The sector still runs a significant percentage of traditional datacenters and is struggling to find the best IT talents
Financial services firms today are facing mounting competitive pressure to streamline operations while delivering a differentiated experience to their customers, including leveraging new technologies such as blockchain. This FinTech revolution, combined with the growing burdens of regulatory compliance, data privacy, and security issues are pushing CIOs to fundamentally transform the technological underpinnings of their institutions.
In view of that, a new report released by Nutanix, many financial organizations are still struggling with modernizing their outdated legacy IT architectures and processes, resulting in inefficient operations and potential vulnerability with regards to data breaches. In fact, the report revealed financial services run more traditional datacenters than other industries, with 46% penetration. Despite their progressiveness on the hybrid cloud front, financial organizations have lower usage levels of private clouds than any other industry, at 29% penetration compared to the average of 33%.
The survey conducted by Vanson Bourne that polled over 2,300 IT decision makers worldwide including India, observes, like other industries, the financial services sector cites security and compliance as the top factor in deciding where to run its workloads. Nearly all respondents also indicated that performance, management, and TCO are critical factors in the decision. However, more than 25% cited these same factors as challenges with adopting public cloud.

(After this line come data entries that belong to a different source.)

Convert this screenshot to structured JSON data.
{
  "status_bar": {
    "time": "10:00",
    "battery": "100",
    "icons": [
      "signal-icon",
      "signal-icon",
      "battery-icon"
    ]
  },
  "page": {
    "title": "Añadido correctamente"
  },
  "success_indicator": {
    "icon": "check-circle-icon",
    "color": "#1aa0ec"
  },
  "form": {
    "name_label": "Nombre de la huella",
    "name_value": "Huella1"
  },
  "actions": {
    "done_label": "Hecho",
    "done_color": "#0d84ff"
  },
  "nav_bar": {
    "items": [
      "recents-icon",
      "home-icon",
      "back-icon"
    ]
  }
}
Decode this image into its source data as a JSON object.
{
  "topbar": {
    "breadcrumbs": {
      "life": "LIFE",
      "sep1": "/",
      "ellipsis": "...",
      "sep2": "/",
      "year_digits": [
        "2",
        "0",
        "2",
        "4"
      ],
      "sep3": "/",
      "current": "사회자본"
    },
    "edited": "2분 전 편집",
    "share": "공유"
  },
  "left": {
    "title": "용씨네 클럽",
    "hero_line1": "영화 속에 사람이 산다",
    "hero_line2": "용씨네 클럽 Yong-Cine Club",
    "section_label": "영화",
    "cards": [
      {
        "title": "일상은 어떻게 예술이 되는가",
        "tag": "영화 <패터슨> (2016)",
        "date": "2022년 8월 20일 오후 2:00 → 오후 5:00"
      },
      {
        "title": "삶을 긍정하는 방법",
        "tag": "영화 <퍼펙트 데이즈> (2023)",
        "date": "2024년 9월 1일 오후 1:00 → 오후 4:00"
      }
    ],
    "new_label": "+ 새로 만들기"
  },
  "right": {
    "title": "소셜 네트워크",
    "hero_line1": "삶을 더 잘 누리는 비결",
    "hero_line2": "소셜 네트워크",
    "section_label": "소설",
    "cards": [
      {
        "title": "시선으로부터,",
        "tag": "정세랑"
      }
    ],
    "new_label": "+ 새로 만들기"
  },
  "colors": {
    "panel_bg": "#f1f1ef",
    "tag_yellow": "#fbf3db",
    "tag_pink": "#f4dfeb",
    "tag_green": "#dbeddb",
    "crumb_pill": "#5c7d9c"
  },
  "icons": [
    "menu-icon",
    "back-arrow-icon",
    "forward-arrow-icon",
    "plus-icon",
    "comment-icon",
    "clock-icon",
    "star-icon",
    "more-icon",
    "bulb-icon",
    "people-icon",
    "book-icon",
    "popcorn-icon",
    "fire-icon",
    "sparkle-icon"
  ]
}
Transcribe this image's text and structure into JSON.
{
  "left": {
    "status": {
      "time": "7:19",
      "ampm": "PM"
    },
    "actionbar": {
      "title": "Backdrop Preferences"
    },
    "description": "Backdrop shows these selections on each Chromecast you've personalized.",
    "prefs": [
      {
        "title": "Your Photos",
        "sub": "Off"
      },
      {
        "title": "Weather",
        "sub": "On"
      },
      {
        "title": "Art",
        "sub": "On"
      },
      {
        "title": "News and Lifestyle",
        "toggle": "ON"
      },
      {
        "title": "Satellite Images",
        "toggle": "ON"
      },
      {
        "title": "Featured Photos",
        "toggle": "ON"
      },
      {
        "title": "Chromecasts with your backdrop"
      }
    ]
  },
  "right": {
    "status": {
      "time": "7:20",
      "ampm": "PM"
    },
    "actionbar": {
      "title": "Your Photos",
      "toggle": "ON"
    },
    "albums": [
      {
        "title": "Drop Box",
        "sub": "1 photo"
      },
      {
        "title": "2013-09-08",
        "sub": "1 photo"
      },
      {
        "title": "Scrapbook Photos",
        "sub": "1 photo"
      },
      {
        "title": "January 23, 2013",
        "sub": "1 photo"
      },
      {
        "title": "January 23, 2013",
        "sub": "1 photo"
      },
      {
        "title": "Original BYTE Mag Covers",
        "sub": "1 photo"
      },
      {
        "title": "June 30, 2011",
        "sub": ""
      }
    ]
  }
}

In other words, as is often the case with new IT solutions, the most important criteria are also the most difficult to achieve. This could account for part of the disparity between the high desire to adopt hybrid cloud, and today’s relatively low hybrid cloud penetration levels of just 21% in the financial services sector.
“Legacy systems and processes are significant impediments to the agility that today’s business demands. The BFSI segment in India has been a trailblazer in adoption of new tech such as HCI, Hybrid cloud, AI and ML,” Sankarson Banerjee, CIO, RBL Bank says, adding that at RBL, Hybrid Cloud is at the forefront of our IT vision and strategy for driving agility in responding to business and customer needs across channels and products.”
The positive outlook for hybrid cloud adoption globally and across industries is reflective of an IT landscape growing increasingly automated and flexible enough that enterprises have the choice to buy, build, or rent their IT infrastructure resources based on fast transforming application requirements.
However, challenges do exist. The report reveals that IT skills are a barrier to adopting hybrid cloud in the financial industry. While 88% of respondents said that they expect hybrid cloud to positively impact their businesses, hybrid cloud skills are scarce in today’s IT organizations. These skills ranked second in scarcity only to those in artificial intelligence and machine learning (AI/ML). Financial services respondents generally reported slightly greater deficits in skillsets across all categories except for AI/ML.
91% of financial services organizations surveyed said that hybrid cloud was the ideal IT model. This belief in hybrid cloud, and the fact that the sector has higher than industry average adoption of hybrid cloud, is likely driven by the recognized need for digital transformation. Yet conversely, the data shows a lower adoption of private clouds than the global average across industries. This might be explained by the fact that portions of the financial services space have been change-averse and also an indication of the overall complexity of modernizing existing legacy infrastructures.
“Increased competition combined with more stringent regulatory and compliance environments is forcing the entire industry to re-assess the capability and relevance of its current IT infrastructure,” says Neville Vincent, Vice President A/NZ, ASEAN and India, Nutanix.
Vincent however believes, the good news is that the industry is already seeing the customer and company benefits of hybrid cloud infrastructure. But he raises a word of caution to the CIOs. “The concern is that at just over 20%, there is still a long way to go to satisfy increasingly sophisticated and demanding customers and achieve the ultimate customer experience,” he concludes.